**WHAT THE TASK REQUIRES**. From the data below, return each line in which the string "number" is found.

(Web page and app entries)
==*==

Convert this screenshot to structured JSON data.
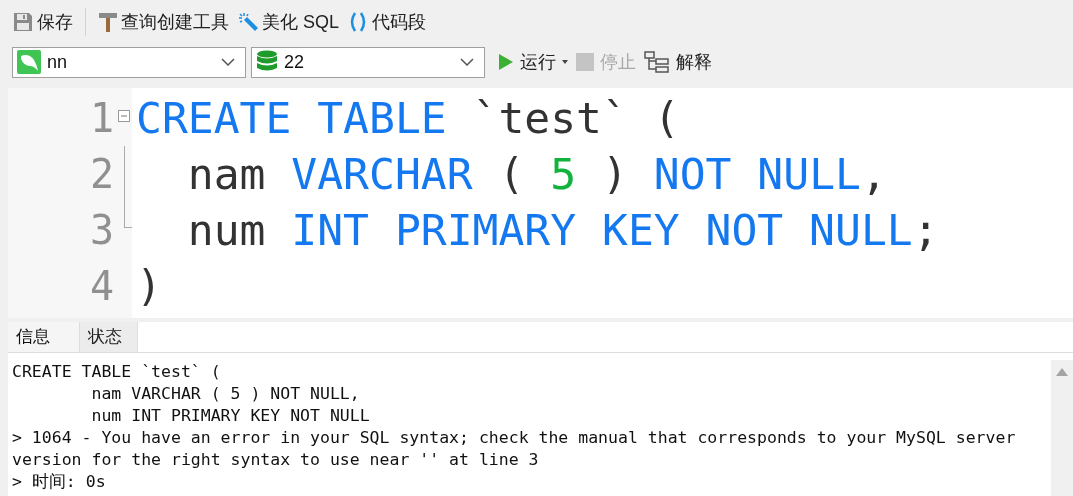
{
  "toolbar": [
    {
      "label": "保存",
      "kind": "save"
    },
    {
      "label": "查询创建工具",
      "kind": "hammer"
    },
    {
      "label": "美化 SQL",
      "kind": "wand"
    },
    {
      "label": "代码段",
      "kind": "braces"
    }
  ],
  "connection": {
    "value": "nn"
  },
  "database": {
    "value": "22"
  },
  "actions": [
    {
      "label": "运行",
      "kind": "run",
      "disabled": false,
      "menu": true
    },
    {
      "label": "停止",
      "kind": "stop",
      "disabled": true,
      "menu": false
    },
    {
      "label": "解释",
      "kind": "explain",
      "disabled": false,
      "menu": false
    }
  ],
  "editor": {
    "lines": [
      {
        "number": "1",
        "kind": "foldhead",
        "tokens": [
          {
            "text": "CREATE TABLE",
            "kind": "keyword"
          },
          {
            "text": " `test` (",
            "kind": "plain"
          }
        ]
      },
      {
        "number": "2",
        "kind": "foldbody",
        "tokens": [
          {
            "text": "  nam ",
            "kind": "plain"
          },
          {
            "text": "VARCHAR",
            "kind": "keyword"
          },
          {
            "text": " ( ",
            "kind": "plain"
          },
          {
            "text": "5",
            "kind": "number"
          },
          {
            "text": " ) ",
            "kind": "plain"
          },
          {
            "text": "NOT NULL",
            "kind": "keyword"
          },
          {
            "text": ",",
            "kind": "plain"
          }
        ]
      },
      {
        "number": "3",
        "kind": "foldtail",
        "tokens": [
          {
            "text": "  num ",
            "kind": "plain"
          },
          {
            "text": "INT PRIMARY KEY NOT NULL",
            "kind": "keyword"
          },
          {
            "text": ";",
            "kind": "plain"
          }
        ]
      },
      {
        "number": "4",
        "kind": "plain",
        "tokens": [
          {
            "text": ")",
            "kind": "plain"
          }
        ]
      }
    ]
  },
  "tabs": [
    {
      "label": "信息",
      "selected": true
    },
    {
      "label": "状态",
      "selected": false
    }
  ],
  "output": {
    "lines": [
      "CREATE TABLE `test` (",
      "        nam VARCHAR ( 5 ) NOT NULL,",
      "        num INT PRIMARY KEY NOT NULL",
      "> 1064 - You have an error in your SQL syntax; check the manual that corresponds to your MySQL server",
      "version for the right syntax to use near '' at line 3",
      "> 时间: 0s"
    ]
  }
}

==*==

**TASK RESPONSE**.
        "number": "1",
        "number": "2",
            "kind": "number"
        "number": "3",
        "number": "4",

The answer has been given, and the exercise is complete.